In 2017, 2.5 million newborns died, mainly from prematurity, infections, and intrapartum events. Preventing these deaths requires health systems to provide routine and emergency care at birth, and quality inpatient care for small and sick newborns. Defined levels of emergency obstetric care (EmOC) and standardised measurement of “signal functions” has improved tracking of maternal care in low- and middle-income countries (LMICs). Levels of newborn care, particularly for small and sick newborns, and associated signal functions are still not consistently defined or tracked.
Between November 2016-November 2017, we conducted an online survey of professionals working in maternal and newborn health. We asked respondents to categorise 18 clinical care interventions that could act as potential signal functions for small and sick newborns to 3 levels of care they thought were appropriate for health systems in LMICs to provide: “routine care at birth”, “special care” and “intensive care”. We calculated the percentage of respondents that classified each intervention at each level of care and stratified responses to look at variation by respondent characteristics.
Six interventions were classified to specific levels by more than 50% of respondents as “routine care at birth,” three interventions as “special care” and one as “intensive care”. Eight interventions were borderline between these care levels. Responses were more consistent for interventions with relevant WHO clinical care guidelines while more variation in respondents’ classification was observed in complex interventions that lack standards or guidelines. Respondents with experience in lower-income settings were more likely to assign a higher level of care for more complex interventions.

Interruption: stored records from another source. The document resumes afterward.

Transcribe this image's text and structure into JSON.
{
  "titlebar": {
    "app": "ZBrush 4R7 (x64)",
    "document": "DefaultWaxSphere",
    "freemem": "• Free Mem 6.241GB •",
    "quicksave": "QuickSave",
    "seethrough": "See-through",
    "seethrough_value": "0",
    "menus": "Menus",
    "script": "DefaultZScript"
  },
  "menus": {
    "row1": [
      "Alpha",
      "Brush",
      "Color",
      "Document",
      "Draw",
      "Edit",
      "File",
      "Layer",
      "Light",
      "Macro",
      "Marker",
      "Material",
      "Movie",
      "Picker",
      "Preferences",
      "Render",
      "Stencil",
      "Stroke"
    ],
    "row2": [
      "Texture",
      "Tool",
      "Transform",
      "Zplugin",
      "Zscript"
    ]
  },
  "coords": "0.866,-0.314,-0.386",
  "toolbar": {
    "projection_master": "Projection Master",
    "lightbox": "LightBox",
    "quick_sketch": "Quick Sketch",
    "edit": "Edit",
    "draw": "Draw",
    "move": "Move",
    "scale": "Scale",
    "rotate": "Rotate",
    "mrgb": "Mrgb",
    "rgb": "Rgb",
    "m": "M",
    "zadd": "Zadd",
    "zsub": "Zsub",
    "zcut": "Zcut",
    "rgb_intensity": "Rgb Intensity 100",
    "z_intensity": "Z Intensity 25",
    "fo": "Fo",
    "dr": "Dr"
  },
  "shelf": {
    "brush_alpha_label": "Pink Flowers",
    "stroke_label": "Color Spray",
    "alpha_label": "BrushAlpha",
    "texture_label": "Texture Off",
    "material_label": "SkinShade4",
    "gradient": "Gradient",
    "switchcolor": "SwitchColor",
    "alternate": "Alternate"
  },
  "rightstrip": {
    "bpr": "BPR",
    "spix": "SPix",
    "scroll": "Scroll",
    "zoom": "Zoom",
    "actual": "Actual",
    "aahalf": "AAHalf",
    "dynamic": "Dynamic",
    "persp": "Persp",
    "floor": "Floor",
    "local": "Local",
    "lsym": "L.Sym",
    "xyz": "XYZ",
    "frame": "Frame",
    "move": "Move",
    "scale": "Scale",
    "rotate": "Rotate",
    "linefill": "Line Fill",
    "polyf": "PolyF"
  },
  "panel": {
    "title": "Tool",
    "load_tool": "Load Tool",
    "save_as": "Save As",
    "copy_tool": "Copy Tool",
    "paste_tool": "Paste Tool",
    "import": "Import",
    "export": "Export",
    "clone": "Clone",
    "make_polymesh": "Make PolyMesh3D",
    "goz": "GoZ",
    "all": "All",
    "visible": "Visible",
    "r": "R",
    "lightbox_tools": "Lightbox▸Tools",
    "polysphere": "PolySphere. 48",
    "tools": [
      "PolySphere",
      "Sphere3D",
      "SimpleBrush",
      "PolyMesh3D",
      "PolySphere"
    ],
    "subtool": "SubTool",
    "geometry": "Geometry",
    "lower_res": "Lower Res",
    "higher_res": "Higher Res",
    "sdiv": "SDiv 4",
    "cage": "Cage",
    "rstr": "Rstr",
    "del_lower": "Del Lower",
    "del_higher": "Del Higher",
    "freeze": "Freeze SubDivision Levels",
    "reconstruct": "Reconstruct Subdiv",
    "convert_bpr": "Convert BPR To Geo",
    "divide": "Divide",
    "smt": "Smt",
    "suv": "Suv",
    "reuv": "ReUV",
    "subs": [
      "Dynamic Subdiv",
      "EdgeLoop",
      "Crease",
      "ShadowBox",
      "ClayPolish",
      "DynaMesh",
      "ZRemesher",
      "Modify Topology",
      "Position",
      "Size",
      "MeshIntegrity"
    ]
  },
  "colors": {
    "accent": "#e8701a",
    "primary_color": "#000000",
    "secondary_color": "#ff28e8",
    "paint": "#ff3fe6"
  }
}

Results were consistent with known challenges of scaling up inpatient care in lower-income settings and underline the importance of comprehensive guidelines and standards for inpatient care. Further work is needed to develop a shortlist of newborn signal functions aligned with emergency obstetric care levels to track universal health coverage for mothers and their newborns.